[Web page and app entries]
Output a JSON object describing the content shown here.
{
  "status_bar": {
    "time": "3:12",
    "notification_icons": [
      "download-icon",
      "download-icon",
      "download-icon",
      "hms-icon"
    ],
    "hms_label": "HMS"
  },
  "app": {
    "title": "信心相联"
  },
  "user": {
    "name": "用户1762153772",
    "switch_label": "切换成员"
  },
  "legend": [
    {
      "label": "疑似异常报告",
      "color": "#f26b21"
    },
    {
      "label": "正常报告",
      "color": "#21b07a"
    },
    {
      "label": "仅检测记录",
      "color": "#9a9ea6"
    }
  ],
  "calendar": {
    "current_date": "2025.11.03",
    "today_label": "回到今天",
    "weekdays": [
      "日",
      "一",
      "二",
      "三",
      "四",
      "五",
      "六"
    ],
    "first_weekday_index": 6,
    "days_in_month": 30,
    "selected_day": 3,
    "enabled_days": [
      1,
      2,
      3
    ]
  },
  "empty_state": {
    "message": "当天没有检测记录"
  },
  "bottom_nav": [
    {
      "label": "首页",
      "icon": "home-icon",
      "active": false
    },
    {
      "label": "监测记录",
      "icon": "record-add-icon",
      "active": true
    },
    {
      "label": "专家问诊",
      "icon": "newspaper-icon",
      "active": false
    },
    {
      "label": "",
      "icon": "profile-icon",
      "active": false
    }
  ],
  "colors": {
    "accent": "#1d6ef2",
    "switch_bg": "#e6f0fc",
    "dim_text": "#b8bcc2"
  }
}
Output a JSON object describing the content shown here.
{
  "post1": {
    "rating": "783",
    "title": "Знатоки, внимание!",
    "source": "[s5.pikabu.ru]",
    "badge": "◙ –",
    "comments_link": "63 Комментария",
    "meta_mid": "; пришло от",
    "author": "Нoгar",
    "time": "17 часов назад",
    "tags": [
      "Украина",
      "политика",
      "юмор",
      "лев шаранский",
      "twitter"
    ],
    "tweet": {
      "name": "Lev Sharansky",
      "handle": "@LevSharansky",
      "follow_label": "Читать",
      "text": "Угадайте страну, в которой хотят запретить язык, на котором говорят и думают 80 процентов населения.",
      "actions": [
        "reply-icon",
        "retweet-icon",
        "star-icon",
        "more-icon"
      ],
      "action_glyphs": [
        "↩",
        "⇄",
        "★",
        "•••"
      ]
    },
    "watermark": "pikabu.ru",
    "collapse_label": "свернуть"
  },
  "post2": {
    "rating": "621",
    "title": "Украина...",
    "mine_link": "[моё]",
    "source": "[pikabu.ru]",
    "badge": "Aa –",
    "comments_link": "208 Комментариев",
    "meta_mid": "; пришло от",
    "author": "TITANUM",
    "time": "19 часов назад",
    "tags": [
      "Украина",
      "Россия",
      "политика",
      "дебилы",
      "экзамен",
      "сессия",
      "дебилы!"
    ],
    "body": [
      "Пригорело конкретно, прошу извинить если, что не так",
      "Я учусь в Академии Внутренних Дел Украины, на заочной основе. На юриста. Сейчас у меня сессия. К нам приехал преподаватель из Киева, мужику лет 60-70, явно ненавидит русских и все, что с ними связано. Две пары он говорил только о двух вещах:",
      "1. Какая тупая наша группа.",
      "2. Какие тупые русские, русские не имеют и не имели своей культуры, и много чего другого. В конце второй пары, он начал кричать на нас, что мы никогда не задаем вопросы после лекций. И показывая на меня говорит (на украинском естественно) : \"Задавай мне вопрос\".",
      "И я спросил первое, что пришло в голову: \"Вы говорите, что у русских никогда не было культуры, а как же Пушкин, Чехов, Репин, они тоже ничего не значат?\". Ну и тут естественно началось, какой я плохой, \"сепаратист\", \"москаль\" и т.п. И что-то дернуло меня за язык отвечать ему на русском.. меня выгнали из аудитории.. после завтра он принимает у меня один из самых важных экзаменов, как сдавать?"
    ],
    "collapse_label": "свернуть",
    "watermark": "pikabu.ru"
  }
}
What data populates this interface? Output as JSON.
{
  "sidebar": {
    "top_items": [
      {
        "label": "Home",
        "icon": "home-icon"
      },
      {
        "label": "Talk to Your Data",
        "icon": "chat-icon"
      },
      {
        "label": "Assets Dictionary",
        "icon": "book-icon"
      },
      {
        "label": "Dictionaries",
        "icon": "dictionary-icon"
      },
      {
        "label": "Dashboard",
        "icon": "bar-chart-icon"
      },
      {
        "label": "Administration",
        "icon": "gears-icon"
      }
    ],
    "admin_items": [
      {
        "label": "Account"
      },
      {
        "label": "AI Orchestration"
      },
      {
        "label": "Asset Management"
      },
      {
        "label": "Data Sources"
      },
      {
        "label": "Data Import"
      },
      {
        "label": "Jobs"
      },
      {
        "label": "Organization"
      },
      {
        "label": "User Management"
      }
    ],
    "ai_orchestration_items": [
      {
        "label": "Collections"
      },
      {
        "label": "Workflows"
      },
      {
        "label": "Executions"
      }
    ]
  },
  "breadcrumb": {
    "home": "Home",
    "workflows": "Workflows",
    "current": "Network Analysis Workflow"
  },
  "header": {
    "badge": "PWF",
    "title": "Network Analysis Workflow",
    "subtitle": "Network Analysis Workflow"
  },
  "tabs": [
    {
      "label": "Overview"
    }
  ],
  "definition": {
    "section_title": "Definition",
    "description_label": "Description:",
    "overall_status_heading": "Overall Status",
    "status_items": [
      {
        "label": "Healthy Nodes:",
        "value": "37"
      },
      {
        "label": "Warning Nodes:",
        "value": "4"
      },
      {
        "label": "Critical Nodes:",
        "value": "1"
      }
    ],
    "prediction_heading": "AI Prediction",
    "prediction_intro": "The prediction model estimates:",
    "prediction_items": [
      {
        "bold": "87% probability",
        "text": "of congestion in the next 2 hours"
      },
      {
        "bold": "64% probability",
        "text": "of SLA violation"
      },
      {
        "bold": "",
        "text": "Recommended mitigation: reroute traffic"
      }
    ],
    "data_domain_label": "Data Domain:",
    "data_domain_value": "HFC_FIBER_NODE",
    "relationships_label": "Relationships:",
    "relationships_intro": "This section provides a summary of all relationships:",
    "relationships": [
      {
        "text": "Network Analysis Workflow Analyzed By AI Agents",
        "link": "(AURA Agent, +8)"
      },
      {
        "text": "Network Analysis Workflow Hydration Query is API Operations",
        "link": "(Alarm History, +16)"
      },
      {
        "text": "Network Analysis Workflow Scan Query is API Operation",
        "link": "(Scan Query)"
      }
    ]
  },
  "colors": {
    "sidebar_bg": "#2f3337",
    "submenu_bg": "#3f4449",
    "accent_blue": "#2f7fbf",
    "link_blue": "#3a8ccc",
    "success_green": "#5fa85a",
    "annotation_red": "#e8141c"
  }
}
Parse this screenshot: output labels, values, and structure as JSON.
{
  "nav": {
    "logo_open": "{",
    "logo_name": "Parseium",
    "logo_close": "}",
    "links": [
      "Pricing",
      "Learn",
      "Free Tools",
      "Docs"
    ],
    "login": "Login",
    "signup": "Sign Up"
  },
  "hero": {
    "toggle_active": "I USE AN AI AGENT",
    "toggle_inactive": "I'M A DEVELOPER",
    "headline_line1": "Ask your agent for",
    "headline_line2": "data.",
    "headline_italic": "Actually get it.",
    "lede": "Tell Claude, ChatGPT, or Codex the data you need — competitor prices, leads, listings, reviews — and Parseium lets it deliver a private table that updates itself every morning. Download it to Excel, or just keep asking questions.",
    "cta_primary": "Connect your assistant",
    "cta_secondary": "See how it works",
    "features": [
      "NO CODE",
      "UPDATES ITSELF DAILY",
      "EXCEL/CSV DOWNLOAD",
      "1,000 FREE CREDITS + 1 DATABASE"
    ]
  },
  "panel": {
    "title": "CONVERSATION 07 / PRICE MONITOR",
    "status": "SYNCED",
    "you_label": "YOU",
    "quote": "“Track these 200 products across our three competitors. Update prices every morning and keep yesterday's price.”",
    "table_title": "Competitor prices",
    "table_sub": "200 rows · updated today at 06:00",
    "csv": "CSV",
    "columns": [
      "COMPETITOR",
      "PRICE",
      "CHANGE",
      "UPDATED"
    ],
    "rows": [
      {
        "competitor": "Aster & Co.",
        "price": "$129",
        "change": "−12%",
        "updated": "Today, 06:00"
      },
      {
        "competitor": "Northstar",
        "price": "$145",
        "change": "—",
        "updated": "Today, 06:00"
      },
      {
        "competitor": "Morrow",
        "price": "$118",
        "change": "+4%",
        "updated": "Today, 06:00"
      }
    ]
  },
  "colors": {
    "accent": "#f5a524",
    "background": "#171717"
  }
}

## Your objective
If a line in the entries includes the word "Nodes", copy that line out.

## Solution below
        "label": "Healthy Nodes:",
        "label": "Warning Nodes:",
        "label": "Critical Nodes:",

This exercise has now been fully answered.